| Instructions for the task |
Each line below that contains the word "duration" must be copied.

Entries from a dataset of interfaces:
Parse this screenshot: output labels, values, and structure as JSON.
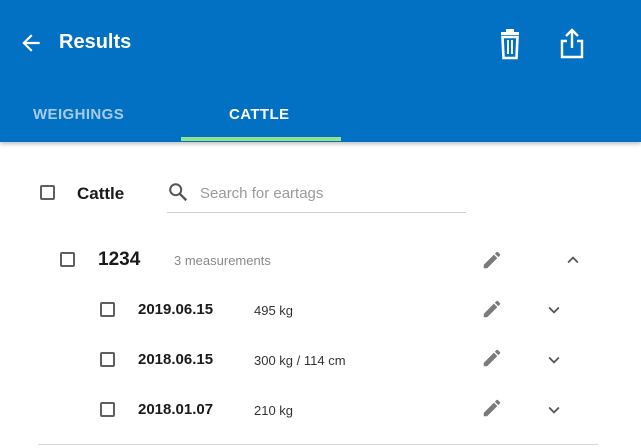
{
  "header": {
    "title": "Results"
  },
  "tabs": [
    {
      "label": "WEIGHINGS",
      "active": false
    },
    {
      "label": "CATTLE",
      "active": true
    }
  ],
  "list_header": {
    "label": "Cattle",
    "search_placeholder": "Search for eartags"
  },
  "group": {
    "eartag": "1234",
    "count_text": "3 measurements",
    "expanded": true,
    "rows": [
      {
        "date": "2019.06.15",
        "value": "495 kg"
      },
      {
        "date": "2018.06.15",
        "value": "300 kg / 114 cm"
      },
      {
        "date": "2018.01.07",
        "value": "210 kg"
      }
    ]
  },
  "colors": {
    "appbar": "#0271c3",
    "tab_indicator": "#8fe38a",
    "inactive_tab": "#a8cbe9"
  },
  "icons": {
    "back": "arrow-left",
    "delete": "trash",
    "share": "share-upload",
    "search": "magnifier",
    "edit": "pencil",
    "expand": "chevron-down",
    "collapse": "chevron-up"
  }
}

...

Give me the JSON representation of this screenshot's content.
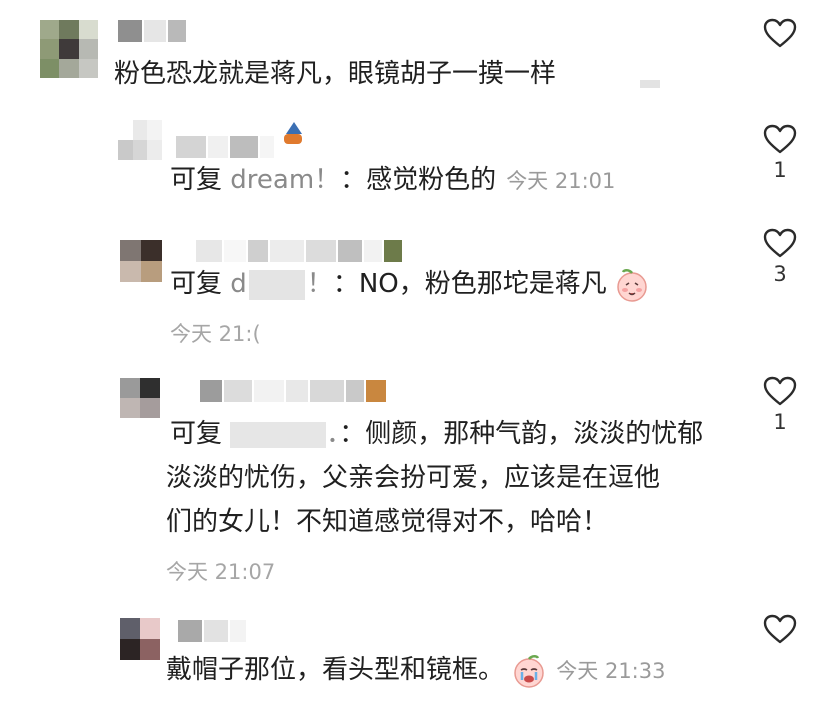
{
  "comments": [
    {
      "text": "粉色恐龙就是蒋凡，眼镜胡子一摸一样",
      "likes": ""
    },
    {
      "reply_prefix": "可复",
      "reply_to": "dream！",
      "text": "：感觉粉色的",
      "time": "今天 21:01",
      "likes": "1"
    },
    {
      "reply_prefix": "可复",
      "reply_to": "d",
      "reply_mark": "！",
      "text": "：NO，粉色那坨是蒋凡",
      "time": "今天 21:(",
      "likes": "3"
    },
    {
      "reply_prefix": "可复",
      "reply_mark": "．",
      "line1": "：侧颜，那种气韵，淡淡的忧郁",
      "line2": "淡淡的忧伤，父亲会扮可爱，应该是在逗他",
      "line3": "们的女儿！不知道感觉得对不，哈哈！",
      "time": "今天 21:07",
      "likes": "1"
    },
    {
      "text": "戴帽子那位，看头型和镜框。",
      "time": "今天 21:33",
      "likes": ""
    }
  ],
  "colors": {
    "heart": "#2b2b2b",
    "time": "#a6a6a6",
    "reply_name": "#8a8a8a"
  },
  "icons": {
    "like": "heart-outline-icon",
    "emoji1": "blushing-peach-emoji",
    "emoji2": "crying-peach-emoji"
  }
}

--

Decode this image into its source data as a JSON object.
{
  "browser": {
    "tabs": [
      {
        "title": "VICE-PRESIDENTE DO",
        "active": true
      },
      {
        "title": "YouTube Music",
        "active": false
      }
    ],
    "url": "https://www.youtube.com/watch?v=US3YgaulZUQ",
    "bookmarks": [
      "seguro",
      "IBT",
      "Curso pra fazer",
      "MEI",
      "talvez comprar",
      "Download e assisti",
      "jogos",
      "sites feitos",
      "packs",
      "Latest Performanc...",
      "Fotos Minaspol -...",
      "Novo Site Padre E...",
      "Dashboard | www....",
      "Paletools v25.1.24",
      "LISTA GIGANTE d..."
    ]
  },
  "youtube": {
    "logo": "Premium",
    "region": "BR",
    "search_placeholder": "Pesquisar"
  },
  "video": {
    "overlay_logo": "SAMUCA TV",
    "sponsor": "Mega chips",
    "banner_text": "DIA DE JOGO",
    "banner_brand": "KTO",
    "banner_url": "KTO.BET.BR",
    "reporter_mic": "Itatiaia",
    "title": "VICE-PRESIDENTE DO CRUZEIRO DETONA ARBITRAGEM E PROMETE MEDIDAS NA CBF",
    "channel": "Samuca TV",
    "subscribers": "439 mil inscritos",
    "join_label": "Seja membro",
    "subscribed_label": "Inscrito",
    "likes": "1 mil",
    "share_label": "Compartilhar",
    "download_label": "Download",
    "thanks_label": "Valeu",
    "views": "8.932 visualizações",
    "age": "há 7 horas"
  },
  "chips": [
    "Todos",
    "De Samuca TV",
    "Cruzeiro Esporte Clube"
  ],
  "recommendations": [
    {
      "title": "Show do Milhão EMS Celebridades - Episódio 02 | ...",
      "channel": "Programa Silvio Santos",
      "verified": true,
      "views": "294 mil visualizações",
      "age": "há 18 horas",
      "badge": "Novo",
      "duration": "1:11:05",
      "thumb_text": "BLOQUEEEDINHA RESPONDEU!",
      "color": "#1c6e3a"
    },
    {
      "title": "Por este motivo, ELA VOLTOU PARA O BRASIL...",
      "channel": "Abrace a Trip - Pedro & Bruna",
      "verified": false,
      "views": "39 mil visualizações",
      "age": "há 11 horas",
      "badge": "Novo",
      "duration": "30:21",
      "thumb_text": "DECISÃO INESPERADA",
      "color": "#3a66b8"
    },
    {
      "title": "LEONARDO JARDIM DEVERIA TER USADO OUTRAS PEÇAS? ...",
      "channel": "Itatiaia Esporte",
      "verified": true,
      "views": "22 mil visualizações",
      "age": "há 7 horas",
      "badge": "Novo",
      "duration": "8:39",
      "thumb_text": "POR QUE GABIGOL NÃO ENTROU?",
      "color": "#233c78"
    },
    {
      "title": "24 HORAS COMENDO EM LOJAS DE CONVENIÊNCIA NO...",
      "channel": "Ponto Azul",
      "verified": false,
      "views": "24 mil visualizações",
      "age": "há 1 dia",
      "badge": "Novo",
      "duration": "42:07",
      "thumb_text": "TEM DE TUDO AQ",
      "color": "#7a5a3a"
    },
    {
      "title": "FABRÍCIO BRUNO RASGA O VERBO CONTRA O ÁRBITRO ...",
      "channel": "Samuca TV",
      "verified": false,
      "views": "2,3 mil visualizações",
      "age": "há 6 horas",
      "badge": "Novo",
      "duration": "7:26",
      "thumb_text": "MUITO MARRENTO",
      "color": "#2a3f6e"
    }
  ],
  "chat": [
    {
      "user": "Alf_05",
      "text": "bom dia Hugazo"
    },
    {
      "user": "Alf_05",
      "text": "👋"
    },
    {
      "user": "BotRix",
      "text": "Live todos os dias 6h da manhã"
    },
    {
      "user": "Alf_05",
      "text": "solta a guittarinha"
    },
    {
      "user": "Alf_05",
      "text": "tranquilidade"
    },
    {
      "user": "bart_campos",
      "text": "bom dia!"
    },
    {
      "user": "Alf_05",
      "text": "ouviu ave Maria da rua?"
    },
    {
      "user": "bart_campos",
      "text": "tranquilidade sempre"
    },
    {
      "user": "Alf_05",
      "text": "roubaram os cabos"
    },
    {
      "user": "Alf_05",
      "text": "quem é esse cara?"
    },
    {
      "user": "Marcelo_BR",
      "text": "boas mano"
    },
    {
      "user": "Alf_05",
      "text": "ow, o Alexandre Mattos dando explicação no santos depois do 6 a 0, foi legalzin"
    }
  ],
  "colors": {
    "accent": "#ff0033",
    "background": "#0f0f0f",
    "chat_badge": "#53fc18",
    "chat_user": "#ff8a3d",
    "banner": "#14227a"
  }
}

| Response below |
      "duration": "1:11:05",
      "duration": "30:21",
      "duration": "8:39",
      "duration": "42:07",
      "duration": "7:26",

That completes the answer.